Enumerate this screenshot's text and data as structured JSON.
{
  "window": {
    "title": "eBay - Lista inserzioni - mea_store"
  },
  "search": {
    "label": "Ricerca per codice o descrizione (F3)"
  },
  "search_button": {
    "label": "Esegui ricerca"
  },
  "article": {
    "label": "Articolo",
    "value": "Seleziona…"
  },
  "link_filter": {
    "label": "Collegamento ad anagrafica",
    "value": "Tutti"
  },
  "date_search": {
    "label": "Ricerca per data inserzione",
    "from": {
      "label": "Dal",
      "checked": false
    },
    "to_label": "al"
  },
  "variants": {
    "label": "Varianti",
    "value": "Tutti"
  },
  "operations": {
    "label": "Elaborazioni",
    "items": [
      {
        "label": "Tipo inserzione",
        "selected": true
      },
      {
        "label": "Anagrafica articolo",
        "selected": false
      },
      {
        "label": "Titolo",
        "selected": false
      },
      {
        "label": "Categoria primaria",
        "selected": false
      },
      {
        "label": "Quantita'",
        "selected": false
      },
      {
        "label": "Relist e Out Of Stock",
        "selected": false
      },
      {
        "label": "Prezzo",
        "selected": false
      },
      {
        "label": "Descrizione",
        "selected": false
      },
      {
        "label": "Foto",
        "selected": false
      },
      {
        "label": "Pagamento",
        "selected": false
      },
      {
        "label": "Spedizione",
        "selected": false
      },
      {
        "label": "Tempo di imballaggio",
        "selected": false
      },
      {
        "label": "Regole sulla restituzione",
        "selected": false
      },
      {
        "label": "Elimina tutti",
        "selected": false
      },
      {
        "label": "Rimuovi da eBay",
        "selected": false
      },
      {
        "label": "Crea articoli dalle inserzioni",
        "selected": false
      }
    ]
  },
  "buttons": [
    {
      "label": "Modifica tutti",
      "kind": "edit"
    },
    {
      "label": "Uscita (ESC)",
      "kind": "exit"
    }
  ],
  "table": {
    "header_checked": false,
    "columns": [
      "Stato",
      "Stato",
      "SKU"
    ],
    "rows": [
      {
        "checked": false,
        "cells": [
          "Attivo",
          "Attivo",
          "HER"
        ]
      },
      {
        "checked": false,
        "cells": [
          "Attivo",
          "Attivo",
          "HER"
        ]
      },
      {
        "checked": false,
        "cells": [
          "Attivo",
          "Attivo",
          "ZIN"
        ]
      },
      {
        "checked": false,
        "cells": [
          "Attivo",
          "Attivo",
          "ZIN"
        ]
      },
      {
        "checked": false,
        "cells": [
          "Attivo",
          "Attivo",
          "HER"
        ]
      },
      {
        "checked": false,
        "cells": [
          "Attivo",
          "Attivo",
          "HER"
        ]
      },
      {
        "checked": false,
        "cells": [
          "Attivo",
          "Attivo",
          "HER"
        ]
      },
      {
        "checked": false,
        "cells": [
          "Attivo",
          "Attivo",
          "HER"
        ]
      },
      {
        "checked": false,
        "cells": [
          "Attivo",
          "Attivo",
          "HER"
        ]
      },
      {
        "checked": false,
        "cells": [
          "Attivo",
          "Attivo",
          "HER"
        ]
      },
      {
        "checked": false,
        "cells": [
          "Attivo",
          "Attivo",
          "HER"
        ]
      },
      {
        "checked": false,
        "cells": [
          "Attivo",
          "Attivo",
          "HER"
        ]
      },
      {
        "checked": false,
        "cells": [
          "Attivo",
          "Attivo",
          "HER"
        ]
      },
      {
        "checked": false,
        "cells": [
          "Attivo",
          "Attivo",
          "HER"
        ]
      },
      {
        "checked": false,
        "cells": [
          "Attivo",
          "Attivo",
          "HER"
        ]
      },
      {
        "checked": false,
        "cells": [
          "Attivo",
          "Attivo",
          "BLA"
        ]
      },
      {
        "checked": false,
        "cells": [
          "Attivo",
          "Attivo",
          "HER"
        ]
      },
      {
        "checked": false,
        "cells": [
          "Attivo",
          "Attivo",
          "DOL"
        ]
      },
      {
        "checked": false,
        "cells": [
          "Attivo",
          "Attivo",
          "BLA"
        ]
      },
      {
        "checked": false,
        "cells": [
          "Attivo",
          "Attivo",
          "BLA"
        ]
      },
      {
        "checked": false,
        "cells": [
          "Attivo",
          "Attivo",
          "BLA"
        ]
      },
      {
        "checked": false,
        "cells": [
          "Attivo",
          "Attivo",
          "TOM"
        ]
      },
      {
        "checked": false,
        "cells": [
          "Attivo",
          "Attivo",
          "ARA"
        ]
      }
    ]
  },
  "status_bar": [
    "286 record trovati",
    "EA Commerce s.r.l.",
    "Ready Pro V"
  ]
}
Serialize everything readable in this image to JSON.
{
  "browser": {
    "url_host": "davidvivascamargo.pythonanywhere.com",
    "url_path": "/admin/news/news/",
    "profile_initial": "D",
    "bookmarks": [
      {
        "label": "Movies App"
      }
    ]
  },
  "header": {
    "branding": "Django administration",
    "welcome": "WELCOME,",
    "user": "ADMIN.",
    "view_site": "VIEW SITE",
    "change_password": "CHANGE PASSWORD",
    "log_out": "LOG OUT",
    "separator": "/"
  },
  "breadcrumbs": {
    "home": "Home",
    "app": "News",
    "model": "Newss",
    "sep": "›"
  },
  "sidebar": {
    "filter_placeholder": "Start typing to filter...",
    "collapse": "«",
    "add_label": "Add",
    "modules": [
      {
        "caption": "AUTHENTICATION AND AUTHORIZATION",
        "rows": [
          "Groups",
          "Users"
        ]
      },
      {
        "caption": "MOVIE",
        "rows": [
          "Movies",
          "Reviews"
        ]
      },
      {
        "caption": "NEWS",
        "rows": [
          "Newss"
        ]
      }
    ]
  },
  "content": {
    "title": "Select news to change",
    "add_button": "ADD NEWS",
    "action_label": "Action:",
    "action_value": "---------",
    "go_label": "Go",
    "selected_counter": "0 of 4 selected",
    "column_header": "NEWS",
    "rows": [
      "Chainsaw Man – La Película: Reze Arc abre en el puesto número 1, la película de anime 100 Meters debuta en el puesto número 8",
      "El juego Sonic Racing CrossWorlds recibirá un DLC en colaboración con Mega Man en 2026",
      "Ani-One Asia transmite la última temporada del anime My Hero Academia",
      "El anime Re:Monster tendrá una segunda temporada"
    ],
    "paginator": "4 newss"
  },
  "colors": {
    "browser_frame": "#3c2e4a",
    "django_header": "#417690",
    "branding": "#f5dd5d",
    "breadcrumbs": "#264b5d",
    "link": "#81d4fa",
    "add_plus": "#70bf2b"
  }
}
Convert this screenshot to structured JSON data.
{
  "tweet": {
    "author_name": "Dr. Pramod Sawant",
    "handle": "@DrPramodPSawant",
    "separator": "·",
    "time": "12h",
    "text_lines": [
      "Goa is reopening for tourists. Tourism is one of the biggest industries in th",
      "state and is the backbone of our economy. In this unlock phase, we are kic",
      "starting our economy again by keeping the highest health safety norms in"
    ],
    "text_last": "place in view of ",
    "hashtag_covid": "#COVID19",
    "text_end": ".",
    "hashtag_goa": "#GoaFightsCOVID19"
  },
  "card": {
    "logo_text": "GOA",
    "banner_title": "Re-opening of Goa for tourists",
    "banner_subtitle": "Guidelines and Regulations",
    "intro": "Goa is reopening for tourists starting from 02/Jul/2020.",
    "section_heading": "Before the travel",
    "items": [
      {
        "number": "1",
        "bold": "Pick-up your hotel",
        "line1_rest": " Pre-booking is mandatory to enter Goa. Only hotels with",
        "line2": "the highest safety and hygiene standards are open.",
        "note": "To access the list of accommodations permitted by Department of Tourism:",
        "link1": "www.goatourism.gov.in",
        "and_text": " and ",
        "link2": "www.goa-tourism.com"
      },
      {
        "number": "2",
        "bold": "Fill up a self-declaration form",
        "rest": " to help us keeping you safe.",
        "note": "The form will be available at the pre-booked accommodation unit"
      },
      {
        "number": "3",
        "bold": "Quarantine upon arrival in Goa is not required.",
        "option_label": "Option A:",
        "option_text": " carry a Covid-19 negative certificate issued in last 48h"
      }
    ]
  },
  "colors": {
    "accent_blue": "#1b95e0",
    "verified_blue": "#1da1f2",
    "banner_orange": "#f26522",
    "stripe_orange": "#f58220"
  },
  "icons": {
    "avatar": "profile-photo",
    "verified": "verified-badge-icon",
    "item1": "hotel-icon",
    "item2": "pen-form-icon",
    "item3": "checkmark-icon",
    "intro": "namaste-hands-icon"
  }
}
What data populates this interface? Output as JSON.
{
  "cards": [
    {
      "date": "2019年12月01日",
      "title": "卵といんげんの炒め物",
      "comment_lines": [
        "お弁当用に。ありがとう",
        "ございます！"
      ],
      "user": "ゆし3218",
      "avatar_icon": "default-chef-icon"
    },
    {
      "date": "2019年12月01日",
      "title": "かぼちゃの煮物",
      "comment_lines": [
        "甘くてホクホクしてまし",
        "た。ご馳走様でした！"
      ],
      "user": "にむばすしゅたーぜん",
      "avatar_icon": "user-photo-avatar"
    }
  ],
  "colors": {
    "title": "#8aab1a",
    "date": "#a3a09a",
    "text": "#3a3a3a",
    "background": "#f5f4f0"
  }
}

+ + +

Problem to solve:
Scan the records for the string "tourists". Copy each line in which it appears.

Response to this exercise:
      "Goa is reopening for tourists. Tourism is one of the biggest industries in th",
    "banner_title": "Re-opening of Goa for tourists",
    "intro": "Goa is reopening for tourists starting from 02/Jul/2020.",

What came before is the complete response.